Brian Mills, CIA agent, daughter, Istanbul, Liam Neeson, Luc Besson, Taken, Turkey
Taken 2 was bound to suffer in the shadow of Taken as so many cinematic abortions had heeded the success of the 2010 action odyssey, with an unashamed resemblance. These films will be omitted from this discussion in the interests of good taste. For some reason (MONEY!) Luc Besson felt it necessary to produce an authentic (it has the word “taken” in the title) second chapter in the drama of ex-CIA agent Bryan Mills’ hectic existence. Liam Neeson is joined by all relevant members of Taken’s cast in the sequel, though, as demonstrated by the first film, no one is relevant or competent at anything except ex-CIA agent Bryan Mills.
This time around Mills is taken, along with his ex-wife, in the interests of revenge – a far fetched and back-story emerges from his daughter’s rescue, it appears the film had no way of escaping itself – this pathetic premise is nothing short of a “long-lost twin” or “down under” follow up. American family visit Istanbul, are kidnapped by Albanians (who are sex-traffickers) that are protected by corrupt Turkish police and, naturally, the only Americans in what is a hugely popular tourist destination – cuts through culture like a missile.
The film’s liability is not the awful fight choreography that looks like its shot by a malfunctioning cartoon robot, and it’s not the tedious book-end sequences about getting a driver’s license, and it isn’t even Mills’ ridiculous capacity to calculate distance by listening to grenades. The xenophobic subtext of the first film is amplified to the point that it isn’t subtext at all. Mills’ apprehensions about his daughter’s boyfriend are confirmed when he finds an exotic-looking guy living in what appears to be total darkness (you can bet that the third film will see the newly weds in his home village of – some North African country? – kidnapped and tortured by the fascist flavour of the month).
The portrait of Istanbul (its important to recognise that Istanbul is no way associated with Turkey) is of a sun-soaked ancient metropolis with decadent palaces – but we only receive this view from a hotel balcony high above. On the street it’s a bustle of narrow lanes, smoke, dead ends and Islamic women – so let’s get on the roof and throw some grenades.
The importance of family (as proud men see it) seems a hollow ethos considering how excruciating the peaceful scenes in the United States are and how incapable Mills is of sympathising with the idea of family in any other cultures. If you loved Taken, you should be alienated and upset by this film, particularly its ending, which is very confusing and I should mention that the action sequences have none of the cowboy antics of the first. Even racist movie-goers will be bored.

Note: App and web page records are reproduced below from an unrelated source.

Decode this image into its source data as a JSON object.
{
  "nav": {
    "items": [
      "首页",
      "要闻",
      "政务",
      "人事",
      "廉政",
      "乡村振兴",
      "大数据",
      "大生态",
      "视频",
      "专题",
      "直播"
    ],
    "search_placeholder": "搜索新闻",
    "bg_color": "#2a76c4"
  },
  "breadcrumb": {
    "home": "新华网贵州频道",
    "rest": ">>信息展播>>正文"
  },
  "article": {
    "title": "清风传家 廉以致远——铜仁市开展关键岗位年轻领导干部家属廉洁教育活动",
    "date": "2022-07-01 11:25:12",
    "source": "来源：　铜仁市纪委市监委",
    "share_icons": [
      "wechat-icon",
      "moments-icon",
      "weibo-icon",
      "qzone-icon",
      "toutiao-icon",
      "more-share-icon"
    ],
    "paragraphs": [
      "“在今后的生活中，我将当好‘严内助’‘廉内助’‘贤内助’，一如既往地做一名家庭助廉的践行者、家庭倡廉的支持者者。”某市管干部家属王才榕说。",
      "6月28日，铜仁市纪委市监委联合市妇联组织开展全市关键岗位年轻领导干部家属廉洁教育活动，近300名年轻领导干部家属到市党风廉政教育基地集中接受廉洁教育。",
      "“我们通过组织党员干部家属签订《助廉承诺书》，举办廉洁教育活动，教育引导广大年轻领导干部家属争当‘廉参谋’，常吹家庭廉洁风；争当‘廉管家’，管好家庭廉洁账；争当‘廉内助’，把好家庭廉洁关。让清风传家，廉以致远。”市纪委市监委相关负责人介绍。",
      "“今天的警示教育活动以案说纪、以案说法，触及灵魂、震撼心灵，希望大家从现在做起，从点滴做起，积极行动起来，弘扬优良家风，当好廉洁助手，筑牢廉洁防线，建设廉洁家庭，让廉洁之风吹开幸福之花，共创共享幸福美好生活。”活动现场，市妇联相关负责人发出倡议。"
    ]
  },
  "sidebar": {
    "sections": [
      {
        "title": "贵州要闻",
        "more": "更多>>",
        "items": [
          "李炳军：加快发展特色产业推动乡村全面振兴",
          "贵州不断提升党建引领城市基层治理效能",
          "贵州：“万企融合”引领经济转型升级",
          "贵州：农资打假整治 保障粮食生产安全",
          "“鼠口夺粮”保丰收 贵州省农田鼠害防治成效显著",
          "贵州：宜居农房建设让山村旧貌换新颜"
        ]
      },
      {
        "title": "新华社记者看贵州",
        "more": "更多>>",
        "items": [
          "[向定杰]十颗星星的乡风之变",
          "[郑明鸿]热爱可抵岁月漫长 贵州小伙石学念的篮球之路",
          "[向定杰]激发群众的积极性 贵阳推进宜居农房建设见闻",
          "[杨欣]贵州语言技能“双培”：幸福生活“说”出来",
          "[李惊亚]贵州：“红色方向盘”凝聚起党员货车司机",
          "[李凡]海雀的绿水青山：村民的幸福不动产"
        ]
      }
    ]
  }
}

* a version of this post originally appeared at filmblerg.com